While many potential buyers still think they need to put at least 20% down for the home of their dreams, they often don’t realize how many assistance programs are available with as little as 3% down. With a bit of research, many renters may be able to enter the housing market sooner than they ever imagined.
Myth #2: “I Need a 780 FICO® Score or Higher”
In addition to down payments, buyers are also often confused about the FICO® score it takes to qualify for a mortgage, believing they need a credit score of 780 or higher.
Ellie Mae’s latest Origination Insight Report, which focuses on recently closed (approved) loans, shows the truth is, over 50% of approved loans were granted with a FICO® score below 750 (see graph below):Even today, many of the myths of the homebuying process are unfortunately keeping plenty of motivated buyers on the sidelines. In reality, it really doesn’t have to be that way.
If you’re thinking of buying a home, you may have more options than you think. Let’s connect to answer your questions and help you determine your next steps.
Buying your first home can seem overwhelming. Thankfully, there’s a lot of great information out there to help you feel more confident as you learn about the process. For those in younger generations who aspire to buy, here are three things to consider sooner rather than later in your journey:
1. Understand What it Takes to Purchase a Home
Overall, Millennials make up the largest group of homebuyers in today’s real estate market, and Gen Z is not too far behind. A recent study shared by Freddie Mac shows, however, that Generation Z isn’t as confident in the homebuying process as Millennials. The best thing potential young buyers can do is understand what it takes to buy a home. Learn as much as you can about the mortgage process, down payment options, and the overall steps to take along the way.
2. Realize Your Opportunity to Build Wealth
Homeownership allows you the chance to put a small portion of the home’s value down when you buy, and then watch your appreciation grow on the full value of the home – not just on the down payment. It’s one of the best investments you can make, and a form of ‘forced savings’ working in your favor over time.

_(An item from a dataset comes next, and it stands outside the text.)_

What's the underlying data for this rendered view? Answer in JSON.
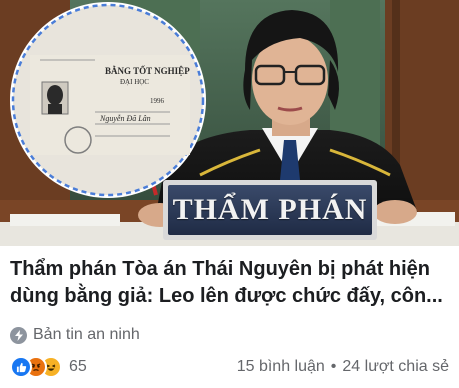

The added bonus? You get to live there, too.
3. Find Someone You Trust to Help You Through the Process
Having someone you trust to guide you through this process is invaluable. Finding a local real estate expert to help you navigate through the transaction and feel more confident as you make important decisions could be the best choice you make.
For Millennials and Gen Z’ers thinking about buying, today’s historically low interest rates combined with the outlook for future home appreciation is a big win. This means whatever you buy today, you’ll be bragging about 10 years from now. You can feel confident about that!
If you’re ready, buying your first home sooner rather than later is one of the best decisions you can make. But there are many things to consider before taking that step, so let’s work together to help you confidently navigate the full journey.
Whether capitalizing on job opportunities, affordability, or warm-weather places to retire, Americans are making moves to these top cities to take advantage of the strength in the current housing market.
A strong economy and lower mortgage rates have made it easier for many would-be buyers to get into the market. According to realtor.com, it just depends on which market.
To find the top market in our area, let’s get together.